Your goal: Each record below should be output verbatim, without pictures.

(Entries taken from a collection)

━━━━━━

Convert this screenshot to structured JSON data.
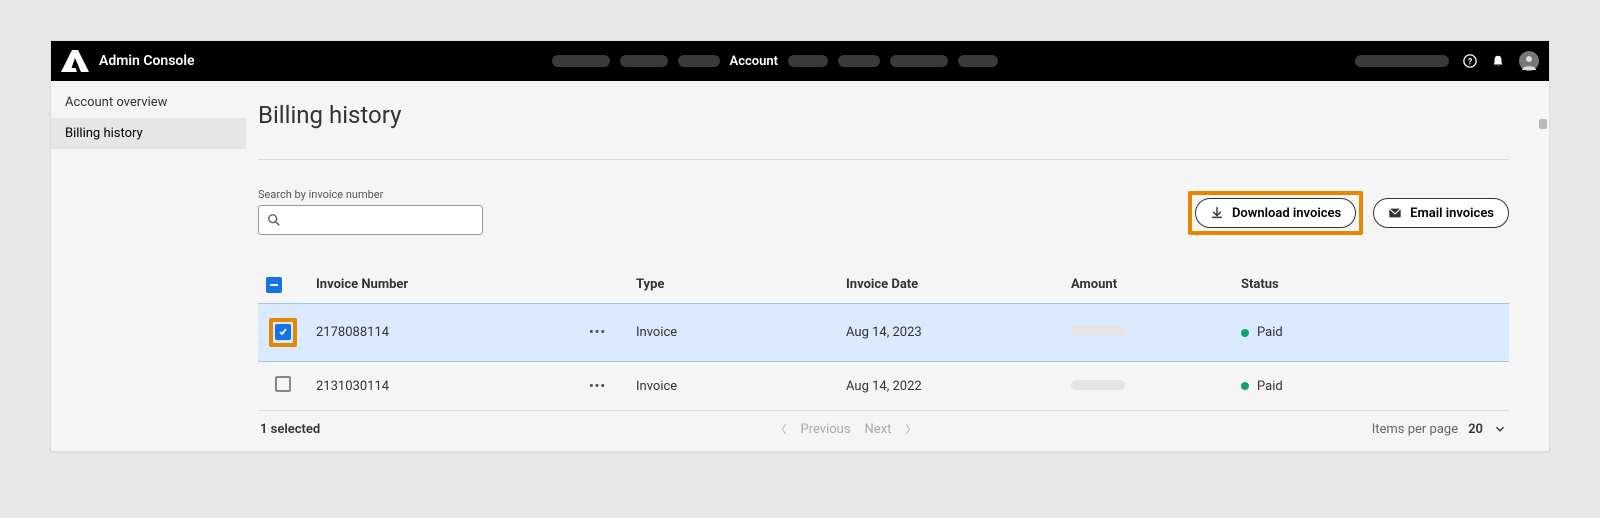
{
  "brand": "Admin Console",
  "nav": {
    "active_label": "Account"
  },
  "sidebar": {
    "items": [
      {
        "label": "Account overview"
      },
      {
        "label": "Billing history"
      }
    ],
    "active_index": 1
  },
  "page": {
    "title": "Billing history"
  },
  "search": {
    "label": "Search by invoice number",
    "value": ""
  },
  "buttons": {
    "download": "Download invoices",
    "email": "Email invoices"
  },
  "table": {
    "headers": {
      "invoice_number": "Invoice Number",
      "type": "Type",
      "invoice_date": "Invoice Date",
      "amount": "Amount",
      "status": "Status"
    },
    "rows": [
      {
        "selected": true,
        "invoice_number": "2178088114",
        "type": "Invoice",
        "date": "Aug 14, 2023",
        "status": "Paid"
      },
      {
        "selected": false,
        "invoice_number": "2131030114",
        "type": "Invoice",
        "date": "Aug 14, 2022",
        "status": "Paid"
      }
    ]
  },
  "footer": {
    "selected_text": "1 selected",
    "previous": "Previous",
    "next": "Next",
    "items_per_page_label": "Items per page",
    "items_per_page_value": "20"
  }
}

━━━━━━

Answer for this exercise:
Convert this screenshot to structured JSON data.
{
  "brand": "Admin Console",
  "nav": {
    "active_label": "Account"
  },
  "sidebar": {
    "items": [
      {
        "label": "Account overview"
      },
      {
        "label": "Billing history"
      }
    ],
    "active_index": 1
  },
  "page": {
    "title": "Billing history"
  },
  "search": {
    "label": "Search by invoice number",
    "value": ""
  },
  "buttons": {
    "download": "Download invoices",
    "email": "Email invoices"
  },
  "table": {
    "headers": {
      "invoice_number": "Invoice Number",
      "type": "Type",
      "invoice_date": "Invoice Date",
      "amount": "Amount",
      "status": "Status"
    },
    "rows": [
      {
        "selected": true,
        "invoice_number": "2178088114",
        "type": "Invoice",
        "date": "Aug 14, 2023",
        "status": "Paid"
      },
      {
        "selected": false,
        "invoice_number": "2131030114",
        "type": "Invoice",
        "date": "Aug 14, 2022",
        "status": "Paid"
      }
    ]
  },
  "footer": {
    "selected_text": "1 selected",
    "previous": "Previous",
    "next": "Next",
    "items_per_page_label": "Items per page",
    "items_per_page_value": "20"
  }
}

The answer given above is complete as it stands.